- Your assignment -
Across the records below, how many lines include the string "data"? Respond with the number only.

- Input for this task -

-------------------------

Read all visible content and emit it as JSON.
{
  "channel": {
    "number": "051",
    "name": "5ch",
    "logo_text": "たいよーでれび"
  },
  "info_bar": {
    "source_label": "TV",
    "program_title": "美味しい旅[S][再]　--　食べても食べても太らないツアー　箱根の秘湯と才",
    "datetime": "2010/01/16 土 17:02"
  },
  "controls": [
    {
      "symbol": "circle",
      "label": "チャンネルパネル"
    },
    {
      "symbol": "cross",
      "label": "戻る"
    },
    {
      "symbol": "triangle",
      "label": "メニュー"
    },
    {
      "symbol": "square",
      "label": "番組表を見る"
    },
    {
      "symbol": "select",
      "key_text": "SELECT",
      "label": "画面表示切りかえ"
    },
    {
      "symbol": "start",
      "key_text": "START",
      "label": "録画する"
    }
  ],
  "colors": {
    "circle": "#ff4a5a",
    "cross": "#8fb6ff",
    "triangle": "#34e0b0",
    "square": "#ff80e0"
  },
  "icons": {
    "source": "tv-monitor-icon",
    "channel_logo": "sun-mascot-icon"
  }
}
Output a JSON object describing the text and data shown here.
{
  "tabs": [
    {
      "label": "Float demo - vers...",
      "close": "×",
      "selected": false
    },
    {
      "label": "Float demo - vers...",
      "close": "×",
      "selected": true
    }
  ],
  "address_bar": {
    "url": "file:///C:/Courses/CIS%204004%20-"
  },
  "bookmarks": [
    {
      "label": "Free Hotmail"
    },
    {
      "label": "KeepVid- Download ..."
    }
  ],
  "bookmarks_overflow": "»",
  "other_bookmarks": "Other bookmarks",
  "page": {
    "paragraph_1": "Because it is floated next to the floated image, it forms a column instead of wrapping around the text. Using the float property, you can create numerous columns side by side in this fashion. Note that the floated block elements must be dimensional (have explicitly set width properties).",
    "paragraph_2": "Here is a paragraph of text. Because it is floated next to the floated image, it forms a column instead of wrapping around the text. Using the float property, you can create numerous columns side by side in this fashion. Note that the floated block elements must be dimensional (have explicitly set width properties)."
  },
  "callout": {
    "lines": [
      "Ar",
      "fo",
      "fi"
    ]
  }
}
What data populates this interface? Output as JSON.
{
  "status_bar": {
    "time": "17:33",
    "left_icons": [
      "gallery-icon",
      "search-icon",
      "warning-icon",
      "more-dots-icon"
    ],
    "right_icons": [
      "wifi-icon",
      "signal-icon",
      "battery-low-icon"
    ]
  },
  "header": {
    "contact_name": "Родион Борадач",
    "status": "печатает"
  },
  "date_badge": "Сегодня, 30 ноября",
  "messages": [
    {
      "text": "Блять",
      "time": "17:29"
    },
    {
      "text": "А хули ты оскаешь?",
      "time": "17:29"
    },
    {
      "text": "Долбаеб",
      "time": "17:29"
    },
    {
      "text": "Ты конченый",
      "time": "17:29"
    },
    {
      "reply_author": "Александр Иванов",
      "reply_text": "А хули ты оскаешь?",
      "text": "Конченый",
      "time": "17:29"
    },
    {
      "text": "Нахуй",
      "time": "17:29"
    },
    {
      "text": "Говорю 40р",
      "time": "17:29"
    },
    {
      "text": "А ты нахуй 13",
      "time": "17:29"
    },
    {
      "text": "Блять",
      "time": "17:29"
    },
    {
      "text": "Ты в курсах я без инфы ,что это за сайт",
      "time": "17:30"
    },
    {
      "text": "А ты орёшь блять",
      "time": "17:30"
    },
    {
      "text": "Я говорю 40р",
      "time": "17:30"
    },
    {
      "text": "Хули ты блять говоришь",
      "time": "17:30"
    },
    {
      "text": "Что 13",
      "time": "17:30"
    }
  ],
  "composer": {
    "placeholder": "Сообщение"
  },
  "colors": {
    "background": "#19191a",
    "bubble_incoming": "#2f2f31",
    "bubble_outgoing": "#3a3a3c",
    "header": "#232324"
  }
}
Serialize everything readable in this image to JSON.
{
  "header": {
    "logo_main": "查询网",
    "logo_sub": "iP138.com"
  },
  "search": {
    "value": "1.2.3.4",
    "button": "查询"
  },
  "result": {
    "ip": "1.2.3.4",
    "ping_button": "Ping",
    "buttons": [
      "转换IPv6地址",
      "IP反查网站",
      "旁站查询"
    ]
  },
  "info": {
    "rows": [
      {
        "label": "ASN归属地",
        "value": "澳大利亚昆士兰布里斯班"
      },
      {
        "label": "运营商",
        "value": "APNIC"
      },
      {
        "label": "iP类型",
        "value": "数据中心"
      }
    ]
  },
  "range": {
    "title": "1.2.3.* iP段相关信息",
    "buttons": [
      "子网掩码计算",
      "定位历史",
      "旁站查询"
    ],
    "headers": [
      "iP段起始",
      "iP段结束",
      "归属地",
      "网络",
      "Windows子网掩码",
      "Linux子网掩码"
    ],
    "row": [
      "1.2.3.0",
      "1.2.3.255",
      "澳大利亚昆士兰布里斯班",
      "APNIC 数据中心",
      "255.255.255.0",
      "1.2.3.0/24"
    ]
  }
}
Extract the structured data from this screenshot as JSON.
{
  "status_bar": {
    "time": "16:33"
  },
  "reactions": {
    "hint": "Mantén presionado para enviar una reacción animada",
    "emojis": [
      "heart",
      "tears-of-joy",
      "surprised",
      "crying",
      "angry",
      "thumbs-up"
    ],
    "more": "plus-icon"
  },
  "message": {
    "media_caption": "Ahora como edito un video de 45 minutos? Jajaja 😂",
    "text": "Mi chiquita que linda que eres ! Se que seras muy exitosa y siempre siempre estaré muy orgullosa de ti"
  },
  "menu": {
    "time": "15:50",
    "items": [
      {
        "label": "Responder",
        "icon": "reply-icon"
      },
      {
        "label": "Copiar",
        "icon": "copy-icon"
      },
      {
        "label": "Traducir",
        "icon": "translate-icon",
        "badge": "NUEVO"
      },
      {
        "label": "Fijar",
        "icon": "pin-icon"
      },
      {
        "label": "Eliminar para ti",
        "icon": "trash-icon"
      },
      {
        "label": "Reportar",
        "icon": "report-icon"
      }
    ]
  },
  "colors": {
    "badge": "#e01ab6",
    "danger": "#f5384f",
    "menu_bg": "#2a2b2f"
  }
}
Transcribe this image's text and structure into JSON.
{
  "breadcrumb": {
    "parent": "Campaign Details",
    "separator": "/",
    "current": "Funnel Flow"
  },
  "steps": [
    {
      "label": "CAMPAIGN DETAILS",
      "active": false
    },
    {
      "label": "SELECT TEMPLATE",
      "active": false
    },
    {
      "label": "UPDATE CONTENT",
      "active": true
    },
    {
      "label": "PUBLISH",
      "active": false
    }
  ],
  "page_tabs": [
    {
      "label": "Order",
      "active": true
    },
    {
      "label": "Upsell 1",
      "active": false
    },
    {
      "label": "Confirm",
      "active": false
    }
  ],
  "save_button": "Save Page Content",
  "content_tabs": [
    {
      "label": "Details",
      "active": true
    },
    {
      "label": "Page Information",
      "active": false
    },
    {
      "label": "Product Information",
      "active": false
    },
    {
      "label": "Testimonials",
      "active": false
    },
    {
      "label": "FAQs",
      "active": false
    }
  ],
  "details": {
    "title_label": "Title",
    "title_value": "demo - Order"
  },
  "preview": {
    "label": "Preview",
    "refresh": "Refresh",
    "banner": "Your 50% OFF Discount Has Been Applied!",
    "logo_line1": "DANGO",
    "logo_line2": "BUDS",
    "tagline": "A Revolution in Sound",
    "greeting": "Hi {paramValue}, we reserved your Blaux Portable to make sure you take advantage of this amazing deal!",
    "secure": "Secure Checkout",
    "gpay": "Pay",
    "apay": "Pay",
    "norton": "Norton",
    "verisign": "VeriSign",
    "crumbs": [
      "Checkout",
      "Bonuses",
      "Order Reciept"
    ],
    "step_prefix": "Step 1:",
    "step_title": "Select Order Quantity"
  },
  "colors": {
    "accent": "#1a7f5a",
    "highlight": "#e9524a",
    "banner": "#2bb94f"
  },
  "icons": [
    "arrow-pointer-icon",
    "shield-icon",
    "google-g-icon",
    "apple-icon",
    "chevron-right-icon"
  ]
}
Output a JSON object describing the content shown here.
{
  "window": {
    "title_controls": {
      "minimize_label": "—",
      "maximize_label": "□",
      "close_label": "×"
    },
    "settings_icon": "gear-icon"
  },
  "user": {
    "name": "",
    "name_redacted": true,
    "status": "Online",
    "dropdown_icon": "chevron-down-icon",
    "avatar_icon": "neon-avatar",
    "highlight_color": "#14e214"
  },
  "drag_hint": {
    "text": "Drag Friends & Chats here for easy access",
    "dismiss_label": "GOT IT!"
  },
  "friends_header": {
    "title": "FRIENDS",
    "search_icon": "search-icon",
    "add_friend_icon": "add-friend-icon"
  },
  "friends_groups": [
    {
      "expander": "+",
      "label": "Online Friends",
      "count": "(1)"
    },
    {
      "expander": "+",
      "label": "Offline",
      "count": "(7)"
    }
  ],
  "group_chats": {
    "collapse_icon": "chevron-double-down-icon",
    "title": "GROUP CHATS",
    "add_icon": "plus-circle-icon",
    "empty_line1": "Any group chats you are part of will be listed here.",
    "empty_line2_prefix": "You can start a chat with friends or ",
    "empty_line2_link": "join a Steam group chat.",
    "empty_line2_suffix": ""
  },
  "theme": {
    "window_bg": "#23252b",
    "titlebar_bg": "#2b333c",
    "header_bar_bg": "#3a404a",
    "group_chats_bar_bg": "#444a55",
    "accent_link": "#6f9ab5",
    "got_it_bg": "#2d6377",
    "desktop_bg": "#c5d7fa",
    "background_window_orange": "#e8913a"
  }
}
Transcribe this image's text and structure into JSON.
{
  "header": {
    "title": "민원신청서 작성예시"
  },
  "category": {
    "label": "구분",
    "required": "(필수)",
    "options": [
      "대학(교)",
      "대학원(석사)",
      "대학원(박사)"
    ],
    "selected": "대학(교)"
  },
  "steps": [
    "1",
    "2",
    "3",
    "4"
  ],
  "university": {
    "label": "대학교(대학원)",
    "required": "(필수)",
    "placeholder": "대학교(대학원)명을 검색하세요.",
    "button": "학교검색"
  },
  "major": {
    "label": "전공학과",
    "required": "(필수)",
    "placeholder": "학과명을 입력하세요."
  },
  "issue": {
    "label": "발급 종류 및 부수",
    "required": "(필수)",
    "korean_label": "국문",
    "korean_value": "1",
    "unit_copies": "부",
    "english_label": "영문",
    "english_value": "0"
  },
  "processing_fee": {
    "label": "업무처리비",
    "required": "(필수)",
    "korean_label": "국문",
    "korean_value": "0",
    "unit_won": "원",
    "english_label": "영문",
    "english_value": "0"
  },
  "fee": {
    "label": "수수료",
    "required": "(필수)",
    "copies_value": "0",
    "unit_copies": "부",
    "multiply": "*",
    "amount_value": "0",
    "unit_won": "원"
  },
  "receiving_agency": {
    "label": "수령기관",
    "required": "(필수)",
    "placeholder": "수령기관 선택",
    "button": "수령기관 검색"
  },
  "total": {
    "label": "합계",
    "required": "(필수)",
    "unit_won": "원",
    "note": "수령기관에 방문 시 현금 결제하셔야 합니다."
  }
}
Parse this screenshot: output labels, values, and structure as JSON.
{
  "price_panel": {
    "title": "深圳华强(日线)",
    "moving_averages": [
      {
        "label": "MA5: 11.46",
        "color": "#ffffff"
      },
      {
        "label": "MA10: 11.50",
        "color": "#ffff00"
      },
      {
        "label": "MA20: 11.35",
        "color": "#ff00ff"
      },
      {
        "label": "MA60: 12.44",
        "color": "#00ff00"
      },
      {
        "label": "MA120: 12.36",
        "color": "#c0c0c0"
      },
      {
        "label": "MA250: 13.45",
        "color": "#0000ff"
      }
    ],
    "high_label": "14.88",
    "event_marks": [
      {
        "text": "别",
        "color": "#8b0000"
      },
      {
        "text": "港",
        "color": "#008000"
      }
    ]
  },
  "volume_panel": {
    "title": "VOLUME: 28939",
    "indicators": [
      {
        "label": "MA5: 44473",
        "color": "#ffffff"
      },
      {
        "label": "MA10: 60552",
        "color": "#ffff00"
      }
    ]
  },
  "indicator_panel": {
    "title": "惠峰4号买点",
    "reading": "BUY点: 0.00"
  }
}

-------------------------

- Reply to the exercise -
3